  • Parvo
  • Distemper
  • Adenovirus (Infectious Hepatitis)
  • Rabies

These are core vaccines that are administered every 3 weeks from the time a puppy is 6 weeks old and finishing at 18 weeks old. Rabies vaccine can be administered when the pet is 3 months old. Puppies receive this set of vaccinations because no one knows when maternal antibodies lose their effectiveness or when a puppy is capable of producing its own antibodies. It is recommended that puppies receive a full series of these core vaccines, followed by boosters when dogs are a year old.

Vaccination is important to the health and longevity of your new puppy or adult dog.

Every new pet should be screened and treated for internal parasites such as hookworms, roundworms, whipworms, and tapeworms. A fecal float is the test performed; dewormer is oral medication given to get rid of parasites. The fecal floatation test and dewormer is administered once a year. If a pet is vomiting or has diarrhea, the test and dewormer would be administered more often.

Proper parasite prevention is important to the comfort and health of your new puppy or adult dog.

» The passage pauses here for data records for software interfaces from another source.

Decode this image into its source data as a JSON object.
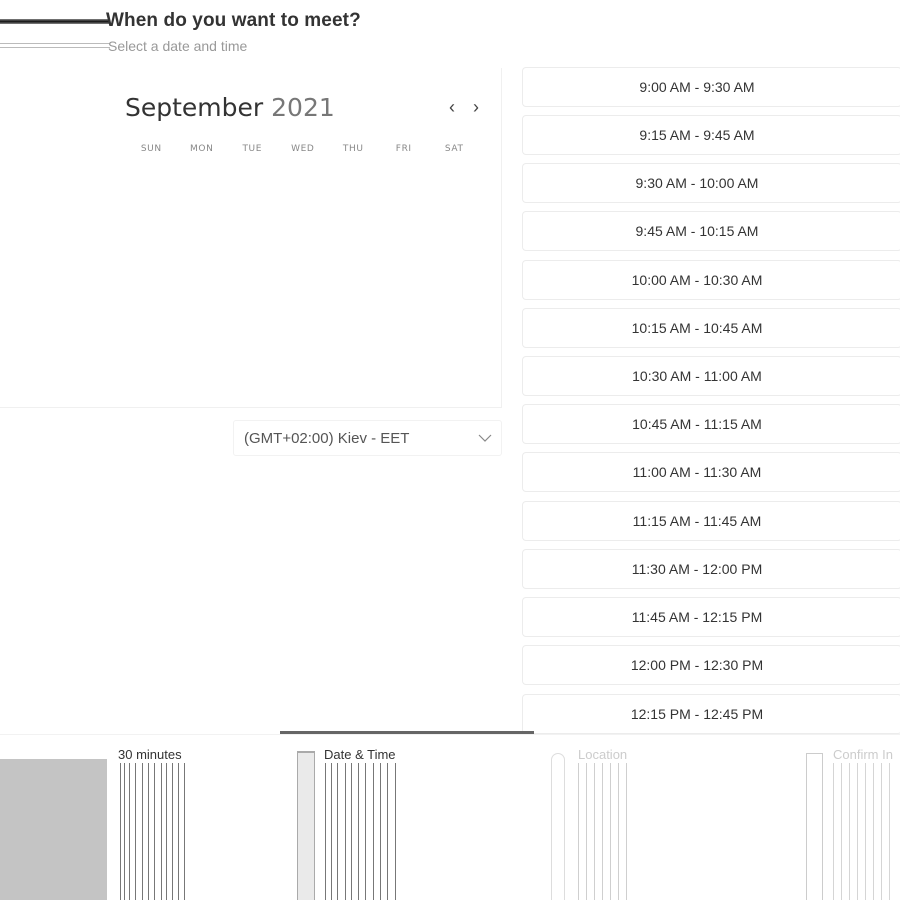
{
  "header": {
    "title": "When do you want to meet?",
    "subtitle": "Select a date and time"
  },
  "calendar": {
    "month": "September",
    "year": "2021",
    "prev_icon": "chevron-left-icon",
    "next_icon": "chevron-right-icon",
    "weekdays": [
      "SUN",
      "MON",
      "TUE",
      "WED",
      "THU",
      "FRI",
      "SAT"
    ]
  },
  "timezone": {
    "selected": "(GMT+02:00) Kiev - EET",
    "icon": "chevron-down-icon"
  },
  "time_slots": [
    "9:00 AM - 9:30 AM",
    "9:15 AM - 9:45 AM",
    "9:30 AM - 10:00 AM",
    "9:45 AM - 10:15 AM",
    "10:00 AM - 10:30 AM",
    "10:15 AM - 10:45 AM",
    "10:30 AM - 11:00 AM",
    "10:45 AM - 11:15 AM",
    "11:00 AM - 11:30 AM",
    "11:15 AM - 11:45 AM",
    "11:30 AM - 12:00 PM",
    "11:45 AM - 12:15 PM",
    "12:00 PM - 12:30 PM",
    "12:15 PM - 12:45 PM"
  ],
  "steps": [
    {
      "label": "30 minutes"
    },
    {
      "label": "Date & Time",
      "icon": "calendar-icon"
    },
    {
      "label": "Location",
      "icon": "location-pin-icon"
    },
    {
      "label": "Confirm In",
      "icon": "checkbox-icon"
    }
  ],
  "colors": {
    "progress": "#666666",
    "border": "#ececec"
  }
}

Every dog needs to be on medication to prevent heartworms because heartworm disease is a life-threatening disease which is common and potentially fatal. We gladly discuss the pros and cons of each product with you and will help you choose the best one for your pet. We require annual heartworm tests in order to refill heartworm medications. If an animal has microfilaria (lots of immature heartworms) in its blood stream, it can go into anaphylactic shock if given heartworm medication. Also, heartworm medication will not kill heartworms that are more advanced than the microfilarial stage. Dogs that become infected with heartworms despite being on a preventative (e.g. forgetting to give the medication) can develop heart failure.

Heartworm prevention is important to your dog’s health, but it is often overlooked or forgotten.

Dogs should be treated for fleas. Fleas suck blood and can potentially spread disease to people and pets. Indoor/outdoor dogs need to be treated for fleas and ticks.

External parasites pose a threat to your puppy or adult dog because they may spread disease or lead to discomfort.

Every dog that will not be used to “improve the breed” should be spayed or neutered. Female dogs are “spayed”; Male dogs are “neutered.” Females should be spayed to prevent unwanted pregnancies, overpopulation of pets, and to afford protection against developing breast cancer. A female dog that is spayed before her first heat has a 0.5 risk of developing breast tumors compared to an unspayed dog whose chances of getting breast cancer increase to 26%!

Besides avoiding unwanted pups, the benefits of neutering dogs include: decreased roaming, decreased fighting, and reducing risks of prostatic disease and testicular cancer.

Help reduce the stray pet problem by spaying or neutering your dog.